How To Improve Online Comments: Test Whether People Have Read The Article Before Allowing Them To Respond
from the probably-asking-too-much dept
For a while now, Techdirt has been writing about the decision by some sites to stop allowing readers to make comments on articles. We've pointed out that's pretty regrettable, especially when it's couched in insulting terms of "valuing conversations" or building "better relationships." Dropping comments is a lazy response to a real and challenging problem: how to encourage readers to engage in meaningful ways.
As well as a natural tendency for people to write hurtful or insultings things that they probably wouldn't say to each other face-to-face, there's another problem: the rise of Internet troll factories whose entire purpose is to flood sites with propaganda in the form of comments that espouse a particular viewpoint. As we noted recently, Google is looking to use machine learning technology to help identify and then deal with toxic comments:
a publisher could flag comments for its own moderators to review and decide whether to include them in a conversation.

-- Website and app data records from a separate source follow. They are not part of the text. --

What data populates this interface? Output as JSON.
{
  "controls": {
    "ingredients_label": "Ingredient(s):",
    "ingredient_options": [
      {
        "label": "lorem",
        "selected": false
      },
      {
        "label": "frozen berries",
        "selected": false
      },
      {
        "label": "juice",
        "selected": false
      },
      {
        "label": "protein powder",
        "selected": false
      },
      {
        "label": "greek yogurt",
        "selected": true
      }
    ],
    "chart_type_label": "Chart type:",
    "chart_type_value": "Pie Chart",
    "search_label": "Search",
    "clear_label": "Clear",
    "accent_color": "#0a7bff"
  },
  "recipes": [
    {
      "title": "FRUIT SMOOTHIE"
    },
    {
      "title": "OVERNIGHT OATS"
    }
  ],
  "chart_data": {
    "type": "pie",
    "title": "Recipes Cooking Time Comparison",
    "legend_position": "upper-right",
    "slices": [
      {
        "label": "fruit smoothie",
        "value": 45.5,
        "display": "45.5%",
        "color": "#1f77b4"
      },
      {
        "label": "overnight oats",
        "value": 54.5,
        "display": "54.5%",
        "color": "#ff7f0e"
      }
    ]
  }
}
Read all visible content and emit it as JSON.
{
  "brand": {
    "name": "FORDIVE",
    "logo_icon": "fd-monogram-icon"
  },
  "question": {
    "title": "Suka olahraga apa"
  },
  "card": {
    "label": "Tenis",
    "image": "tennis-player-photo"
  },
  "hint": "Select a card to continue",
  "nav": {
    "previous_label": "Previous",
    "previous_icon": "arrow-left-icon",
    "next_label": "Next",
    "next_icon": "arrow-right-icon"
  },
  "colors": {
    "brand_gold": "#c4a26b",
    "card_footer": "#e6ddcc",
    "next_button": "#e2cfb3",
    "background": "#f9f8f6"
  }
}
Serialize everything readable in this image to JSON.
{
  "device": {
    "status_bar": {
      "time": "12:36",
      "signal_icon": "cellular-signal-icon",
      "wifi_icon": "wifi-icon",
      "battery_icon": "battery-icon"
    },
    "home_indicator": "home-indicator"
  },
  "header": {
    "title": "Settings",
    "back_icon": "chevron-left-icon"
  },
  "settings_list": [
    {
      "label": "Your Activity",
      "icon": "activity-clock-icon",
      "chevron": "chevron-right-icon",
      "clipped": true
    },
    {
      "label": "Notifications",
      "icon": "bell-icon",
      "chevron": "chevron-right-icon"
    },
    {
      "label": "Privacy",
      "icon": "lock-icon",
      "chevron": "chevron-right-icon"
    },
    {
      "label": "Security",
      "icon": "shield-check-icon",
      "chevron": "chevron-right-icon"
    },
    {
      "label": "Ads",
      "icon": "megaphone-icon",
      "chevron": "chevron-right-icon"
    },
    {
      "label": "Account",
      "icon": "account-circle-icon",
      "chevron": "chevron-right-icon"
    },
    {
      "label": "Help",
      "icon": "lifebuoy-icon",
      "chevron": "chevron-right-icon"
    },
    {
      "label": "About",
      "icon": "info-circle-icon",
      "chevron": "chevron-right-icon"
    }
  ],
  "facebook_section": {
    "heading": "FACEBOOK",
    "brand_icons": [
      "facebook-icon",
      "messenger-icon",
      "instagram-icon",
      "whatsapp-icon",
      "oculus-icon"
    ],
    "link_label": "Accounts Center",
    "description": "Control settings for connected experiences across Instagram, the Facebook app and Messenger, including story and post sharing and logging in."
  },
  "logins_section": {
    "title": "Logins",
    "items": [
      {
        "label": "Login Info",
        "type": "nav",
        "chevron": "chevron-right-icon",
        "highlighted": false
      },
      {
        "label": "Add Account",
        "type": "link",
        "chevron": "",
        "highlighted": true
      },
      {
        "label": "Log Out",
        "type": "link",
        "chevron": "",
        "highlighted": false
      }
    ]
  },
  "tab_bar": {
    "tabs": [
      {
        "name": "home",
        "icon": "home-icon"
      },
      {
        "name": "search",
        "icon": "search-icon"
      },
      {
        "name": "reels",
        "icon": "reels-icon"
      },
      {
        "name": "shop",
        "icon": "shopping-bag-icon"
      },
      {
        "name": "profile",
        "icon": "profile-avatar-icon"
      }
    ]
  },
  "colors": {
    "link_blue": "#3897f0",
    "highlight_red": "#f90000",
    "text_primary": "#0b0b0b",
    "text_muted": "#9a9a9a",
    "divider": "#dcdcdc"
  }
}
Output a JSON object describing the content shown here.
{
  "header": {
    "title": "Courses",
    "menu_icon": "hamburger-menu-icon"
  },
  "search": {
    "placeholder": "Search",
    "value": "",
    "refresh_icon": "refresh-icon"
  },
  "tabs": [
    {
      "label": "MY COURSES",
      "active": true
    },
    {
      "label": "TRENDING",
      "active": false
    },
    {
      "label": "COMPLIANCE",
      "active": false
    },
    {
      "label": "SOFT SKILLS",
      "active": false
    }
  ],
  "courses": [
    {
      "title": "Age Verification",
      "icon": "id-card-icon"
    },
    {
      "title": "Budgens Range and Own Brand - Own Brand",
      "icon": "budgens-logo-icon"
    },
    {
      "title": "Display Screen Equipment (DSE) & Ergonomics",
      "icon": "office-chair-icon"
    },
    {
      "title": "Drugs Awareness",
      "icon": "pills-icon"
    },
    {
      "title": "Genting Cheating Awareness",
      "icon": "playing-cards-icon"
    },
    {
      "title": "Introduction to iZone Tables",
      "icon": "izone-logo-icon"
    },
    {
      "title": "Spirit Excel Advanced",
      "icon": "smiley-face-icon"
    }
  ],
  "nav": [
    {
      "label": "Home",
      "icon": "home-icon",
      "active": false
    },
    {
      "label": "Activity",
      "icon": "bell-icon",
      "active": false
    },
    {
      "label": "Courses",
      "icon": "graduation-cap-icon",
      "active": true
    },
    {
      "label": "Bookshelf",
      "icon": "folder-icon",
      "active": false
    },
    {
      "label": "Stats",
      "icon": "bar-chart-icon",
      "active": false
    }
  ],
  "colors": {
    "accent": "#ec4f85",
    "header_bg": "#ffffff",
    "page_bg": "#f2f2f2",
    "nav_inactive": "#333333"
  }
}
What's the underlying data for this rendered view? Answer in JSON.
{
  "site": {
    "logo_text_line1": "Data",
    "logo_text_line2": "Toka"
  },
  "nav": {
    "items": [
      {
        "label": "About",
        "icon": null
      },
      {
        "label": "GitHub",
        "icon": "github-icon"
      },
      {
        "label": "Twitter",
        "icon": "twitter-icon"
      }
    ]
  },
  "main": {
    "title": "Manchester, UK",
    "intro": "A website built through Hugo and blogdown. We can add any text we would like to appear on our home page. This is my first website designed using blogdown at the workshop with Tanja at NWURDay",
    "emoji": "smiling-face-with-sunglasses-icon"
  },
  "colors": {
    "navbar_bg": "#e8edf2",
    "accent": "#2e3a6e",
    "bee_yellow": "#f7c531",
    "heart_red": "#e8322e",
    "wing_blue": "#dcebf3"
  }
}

Or a publisher could provide tools to help their community understand the impact of what they are writing -- by, for example, letting the commenter see the potential toxicity of their comment as they write it. Publishers could even just allow readers to sort comments by toxicity themselves, making it easier to find great discussions hidden under toxic ones.
As Google itself admits, the issue is "about more than just improving comments. We hope we can help improve conversations online." A rather clever way to do that has been devised by NRKbeta, the technology site of the Norwegian government-owned radio and television public broadcasting company, NRK. Here's the basic idea (via Google Translate):
a small [on-screen] module is presented to you as a reader with three questions from the article that you must answer in order to be able to contribute to the discussion.
Actually reading the article before you comment on it -- pretty revolutionary, no? NRKbeta realizes that it's not a perfect solution:
We know of course that it is possible to "cheat" with these questions by searching the text above [the on-screen module], and that using this approach it cannot be guaranteed that everyone actually read the article, but we still think it's worth the experiment.
It's hard not to agree, because it tries to tackle one of the root causes of comments that add nothing to the conversation -- a failure to read what the article said -- by making it a pre-requisite before you can add your own thoughts. It also has the virtue of being extensible in various ways. For example, there could be more than three questions in the pop-up box, and your comment's place and prominence in the conversation could be determined by how many you get right. This might allow the thoughts of more engaged readers to bubble naturally to the top of the conversation. The fact that the code for the feature has been released as free software makes experimentation even easier. NRKbeta's idea certainly seems a better approach than simply giving up and removing comments altogether.